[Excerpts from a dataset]
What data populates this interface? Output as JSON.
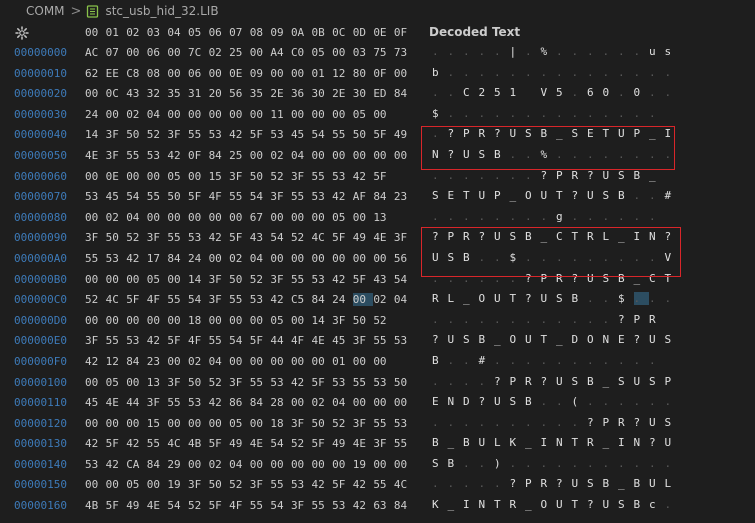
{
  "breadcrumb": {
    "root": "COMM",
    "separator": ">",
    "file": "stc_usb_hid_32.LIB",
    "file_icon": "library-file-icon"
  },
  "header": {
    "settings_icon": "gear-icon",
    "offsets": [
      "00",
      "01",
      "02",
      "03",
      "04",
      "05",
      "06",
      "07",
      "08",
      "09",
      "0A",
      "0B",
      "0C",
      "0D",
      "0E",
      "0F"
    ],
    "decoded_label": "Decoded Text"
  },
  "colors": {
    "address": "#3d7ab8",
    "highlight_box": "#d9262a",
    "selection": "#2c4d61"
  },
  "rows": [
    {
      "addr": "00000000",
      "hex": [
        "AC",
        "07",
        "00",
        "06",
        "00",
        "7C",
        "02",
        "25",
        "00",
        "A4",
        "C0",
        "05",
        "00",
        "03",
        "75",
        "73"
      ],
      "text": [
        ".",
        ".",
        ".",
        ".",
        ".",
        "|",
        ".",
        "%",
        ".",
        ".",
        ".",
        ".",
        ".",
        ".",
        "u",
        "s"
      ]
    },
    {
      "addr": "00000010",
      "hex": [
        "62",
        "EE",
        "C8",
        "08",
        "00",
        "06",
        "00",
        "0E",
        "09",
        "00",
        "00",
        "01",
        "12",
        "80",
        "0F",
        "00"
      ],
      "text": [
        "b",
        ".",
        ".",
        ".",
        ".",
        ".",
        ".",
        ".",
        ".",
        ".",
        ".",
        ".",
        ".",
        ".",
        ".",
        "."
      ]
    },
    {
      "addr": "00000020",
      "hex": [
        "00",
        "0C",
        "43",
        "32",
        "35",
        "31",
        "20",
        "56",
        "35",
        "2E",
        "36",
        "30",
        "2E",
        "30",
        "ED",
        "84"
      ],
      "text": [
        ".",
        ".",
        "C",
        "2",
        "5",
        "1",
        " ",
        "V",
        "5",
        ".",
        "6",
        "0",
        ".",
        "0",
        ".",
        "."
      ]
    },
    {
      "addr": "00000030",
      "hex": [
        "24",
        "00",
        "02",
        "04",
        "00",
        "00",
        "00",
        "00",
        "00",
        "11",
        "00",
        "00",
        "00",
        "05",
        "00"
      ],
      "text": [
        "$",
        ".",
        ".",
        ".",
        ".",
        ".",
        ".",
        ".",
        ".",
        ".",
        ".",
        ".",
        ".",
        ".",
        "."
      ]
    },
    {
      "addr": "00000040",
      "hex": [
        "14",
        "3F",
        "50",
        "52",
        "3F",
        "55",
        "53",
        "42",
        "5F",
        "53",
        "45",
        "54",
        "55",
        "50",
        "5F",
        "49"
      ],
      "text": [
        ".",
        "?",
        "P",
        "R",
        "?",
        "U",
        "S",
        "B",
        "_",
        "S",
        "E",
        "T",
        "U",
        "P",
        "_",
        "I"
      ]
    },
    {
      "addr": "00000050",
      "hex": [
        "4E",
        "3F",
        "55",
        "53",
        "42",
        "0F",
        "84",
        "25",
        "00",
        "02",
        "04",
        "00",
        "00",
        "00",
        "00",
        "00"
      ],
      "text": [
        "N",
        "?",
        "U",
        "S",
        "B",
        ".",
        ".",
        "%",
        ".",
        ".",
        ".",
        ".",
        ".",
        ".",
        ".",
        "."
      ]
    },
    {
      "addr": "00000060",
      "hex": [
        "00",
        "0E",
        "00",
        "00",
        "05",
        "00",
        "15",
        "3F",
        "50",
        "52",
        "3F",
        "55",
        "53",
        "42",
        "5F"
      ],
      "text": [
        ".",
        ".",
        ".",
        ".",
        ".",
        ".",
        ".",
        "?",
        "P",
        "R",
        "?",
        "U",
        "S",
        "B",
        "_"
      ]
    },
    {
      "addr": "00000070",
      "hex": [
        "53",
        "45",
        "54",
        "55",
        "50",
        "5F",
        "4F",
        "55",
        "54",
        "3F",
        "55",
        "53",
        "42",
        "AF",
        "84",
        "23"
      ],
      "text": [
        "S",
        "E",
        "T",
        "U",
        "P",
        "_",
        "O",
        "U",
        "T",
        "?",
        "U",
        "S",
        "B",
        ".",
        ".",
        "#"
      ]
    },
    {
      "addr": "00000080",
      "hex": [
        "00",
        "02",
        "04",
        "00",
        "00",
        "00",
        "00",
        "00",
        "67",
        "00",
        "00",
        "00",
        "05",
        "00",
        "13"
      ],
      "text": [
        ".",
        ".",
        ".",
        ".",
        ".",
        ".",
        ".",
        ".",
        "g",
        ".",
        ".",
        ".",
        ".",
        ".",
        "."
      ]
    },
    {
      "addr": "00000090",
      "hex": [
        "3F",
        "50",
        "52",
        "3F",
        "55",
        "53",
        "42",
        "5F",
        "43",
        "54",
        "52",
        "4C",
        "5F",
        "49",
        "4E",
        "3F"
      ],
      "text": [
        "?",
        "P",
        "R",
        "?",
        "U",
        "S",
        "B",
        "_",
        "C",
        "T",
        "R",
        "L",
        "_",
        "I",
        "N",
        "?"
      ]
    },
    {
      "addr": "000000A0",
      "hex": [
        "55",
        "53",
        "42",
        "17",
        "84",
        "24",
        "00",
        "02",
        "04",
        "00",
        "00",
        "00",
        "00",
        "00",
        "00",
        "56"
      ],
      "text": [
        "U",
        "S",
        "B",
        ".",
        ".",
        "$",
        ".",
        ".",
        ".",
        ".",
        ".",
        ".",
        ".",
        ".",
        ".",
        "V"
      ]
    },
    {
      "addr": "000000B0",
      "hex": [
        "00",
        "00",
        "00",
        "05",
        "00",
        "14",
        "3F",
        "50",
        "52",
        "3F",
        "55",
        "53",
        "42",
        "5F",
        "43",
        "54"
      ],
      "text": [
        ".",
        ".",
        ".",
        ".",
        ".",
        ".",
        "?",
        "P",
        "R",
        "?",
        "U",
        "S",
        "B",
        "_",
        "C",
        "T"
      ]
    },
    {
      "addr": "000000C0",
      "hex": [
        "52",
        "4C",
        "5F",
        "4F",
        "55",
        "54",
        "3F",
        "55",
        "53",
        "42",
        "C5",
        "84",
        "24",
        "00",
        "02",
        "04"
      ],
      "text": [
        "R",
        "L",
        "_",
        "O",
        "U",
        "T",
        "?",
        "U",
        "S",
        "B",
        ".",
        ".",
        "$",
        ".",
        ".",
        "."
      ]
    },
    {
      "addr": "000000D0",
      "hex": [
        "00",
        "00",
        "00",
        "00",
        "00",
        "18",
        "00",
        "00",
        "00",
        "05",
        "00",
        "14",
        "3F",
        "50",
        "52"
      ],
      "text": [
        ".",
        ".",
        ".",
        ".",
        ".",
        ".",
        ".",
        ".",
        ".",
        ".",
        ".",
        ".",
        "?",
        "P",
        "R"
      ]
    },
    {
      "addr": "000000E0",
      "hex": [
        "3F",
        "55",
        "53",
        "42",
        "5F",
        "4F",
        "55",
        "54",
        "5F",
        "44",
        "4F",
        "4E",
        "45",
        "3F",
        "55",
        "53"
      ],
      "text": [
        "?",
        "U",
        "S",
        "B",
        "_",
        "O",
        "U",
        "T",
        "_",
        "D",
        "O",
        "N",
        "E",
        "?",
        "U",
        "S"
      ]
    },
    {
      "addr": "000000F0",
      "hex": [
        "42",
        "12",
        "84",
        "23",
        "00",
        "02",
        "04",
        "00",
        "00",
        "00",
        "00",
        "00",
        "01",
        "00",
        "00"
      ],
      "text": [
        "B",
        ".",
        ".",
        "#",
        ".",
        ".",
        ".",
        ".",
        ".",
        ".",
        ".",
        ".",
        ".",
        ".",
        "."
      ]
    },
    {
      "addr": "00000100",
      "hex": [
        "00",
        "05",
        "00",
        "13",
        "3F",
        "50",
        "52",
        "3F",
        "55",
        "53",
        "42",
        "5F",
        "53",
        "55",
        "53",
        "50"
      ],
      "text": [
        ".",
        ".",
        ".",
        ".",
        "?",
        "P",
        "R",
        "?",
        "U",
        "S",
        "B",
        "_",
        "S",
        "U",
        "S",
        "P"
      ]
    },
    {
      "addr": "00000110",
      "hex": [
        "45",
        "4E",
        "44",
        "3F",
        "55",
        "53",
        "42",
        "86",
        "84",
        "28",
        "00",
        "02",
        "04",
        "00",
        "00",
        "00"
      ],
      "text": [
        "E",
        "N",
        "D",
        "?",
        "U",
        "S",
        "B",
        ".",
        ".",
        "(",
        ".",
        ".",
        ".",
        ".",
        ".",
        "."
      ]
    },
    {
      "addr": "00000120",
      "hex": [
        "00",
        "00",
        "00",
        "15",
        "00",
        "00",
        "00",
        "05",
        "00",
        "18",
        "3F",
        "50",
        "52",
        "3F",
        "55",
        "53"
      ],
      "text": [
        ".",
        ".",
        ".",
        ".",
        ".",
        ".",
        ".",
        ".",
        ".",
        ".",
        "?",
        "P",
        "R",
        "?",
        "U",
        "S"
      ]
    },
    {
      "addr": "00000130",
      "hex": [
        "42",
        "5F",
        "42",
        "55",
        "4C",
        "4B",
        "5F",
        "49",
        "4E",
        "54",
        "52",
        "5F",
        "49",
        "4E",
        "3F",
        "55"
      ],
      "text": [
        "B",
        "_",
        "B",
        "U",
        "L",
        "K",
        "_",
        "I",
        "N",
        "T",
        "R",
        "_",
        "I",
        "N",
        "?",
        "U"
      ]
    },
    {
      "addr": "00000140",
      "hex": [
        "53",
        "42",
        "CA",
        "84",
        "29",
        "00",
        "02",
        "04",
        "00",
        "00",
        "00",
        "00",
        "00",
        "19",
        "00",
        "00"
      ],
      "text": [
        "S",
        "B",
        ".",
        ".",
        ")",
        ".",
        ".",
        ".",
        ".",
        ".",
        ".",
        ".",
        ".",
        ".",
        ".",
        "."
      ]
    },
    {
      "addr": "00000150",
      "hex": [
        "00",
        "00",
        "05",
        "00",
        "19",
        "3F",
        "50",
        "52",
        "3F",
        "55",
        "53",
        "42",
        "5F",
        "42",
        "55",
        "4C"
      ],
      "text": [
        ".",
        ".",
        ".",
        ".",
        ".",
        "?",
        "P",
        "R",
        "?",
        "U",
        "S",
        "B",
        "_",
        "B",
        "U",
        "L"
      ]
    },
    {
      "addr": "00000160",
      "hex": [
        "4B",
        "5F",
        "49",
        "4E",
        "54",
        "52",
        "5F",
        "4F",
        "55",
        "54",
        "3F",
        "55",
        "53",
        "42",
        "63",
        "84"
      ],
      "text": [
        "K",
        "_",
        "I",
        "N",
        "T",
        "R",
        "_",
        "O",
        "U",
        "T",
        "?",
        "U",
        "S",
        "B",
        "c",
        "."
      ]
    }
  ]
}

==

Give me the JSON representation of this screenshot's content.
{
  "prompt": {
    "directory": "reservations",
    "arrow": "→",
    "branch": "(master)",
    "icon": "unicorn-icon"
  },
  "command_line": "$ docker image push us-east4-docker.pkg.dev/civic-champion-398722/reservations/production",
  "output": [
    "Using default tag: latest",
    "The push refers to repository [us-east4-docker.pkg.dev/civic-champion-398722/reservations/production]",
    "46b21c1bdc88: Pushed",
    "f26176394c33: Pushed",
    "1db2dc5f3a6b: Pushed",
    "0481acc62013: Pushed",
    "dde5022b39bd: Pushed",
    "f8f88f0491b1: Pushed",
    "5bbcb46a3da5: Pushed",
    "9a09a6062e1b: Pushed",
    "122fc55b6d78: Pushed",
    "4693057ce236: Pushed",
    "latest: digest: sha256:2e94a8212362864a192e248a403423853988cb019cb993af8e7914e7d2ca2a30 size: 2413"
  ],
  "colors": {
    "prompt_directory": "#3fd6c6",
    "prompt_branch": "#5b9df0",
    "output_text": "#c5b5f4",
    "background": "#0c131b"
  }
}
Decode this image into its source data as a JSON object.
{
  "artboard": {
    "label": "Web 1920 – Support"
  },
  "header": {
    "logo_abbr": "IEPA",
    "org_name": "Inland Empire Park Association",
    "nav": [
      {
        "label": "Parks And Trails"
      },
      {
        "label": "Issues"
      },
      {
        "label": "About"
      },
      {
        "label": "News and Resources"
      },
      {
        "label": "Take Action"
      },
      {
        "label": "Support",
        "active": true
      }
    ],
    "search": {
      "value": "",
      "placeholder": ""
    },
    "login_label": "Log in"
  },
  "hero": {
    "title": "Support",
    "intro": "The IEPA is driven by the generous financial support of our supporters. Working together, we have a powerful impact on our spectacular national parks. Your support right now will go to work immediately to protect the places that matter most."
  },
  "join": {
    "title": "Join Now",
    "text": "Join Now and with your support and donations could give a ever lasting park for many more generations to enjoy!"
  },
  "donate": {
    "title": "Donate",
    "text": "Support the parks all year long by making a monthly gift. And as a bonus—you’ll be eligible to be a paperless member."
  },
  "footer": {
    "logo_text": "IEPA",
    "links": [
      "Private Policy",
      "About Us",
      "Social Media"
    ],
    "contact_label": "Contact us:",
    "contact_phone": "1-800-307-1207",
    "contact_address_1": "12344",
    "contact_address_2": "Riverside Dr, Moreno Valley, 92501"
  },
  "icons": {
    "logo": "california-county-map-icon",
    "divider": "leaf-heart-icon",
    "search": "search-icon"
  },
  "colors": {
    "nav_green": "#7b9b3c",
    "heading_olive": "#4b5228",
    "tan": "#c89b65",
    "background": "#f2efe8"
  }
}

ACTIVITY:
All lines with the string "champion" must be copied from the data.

FINISHED EXERCISE:
  "command_line": "$ docker image push us-east4-docker.pkg.dev/civic-champion-398722/reservations/production",
    "The push refers to repository [us-east4-docker.pkg.dev/civic-champion-398722/reservations/production]",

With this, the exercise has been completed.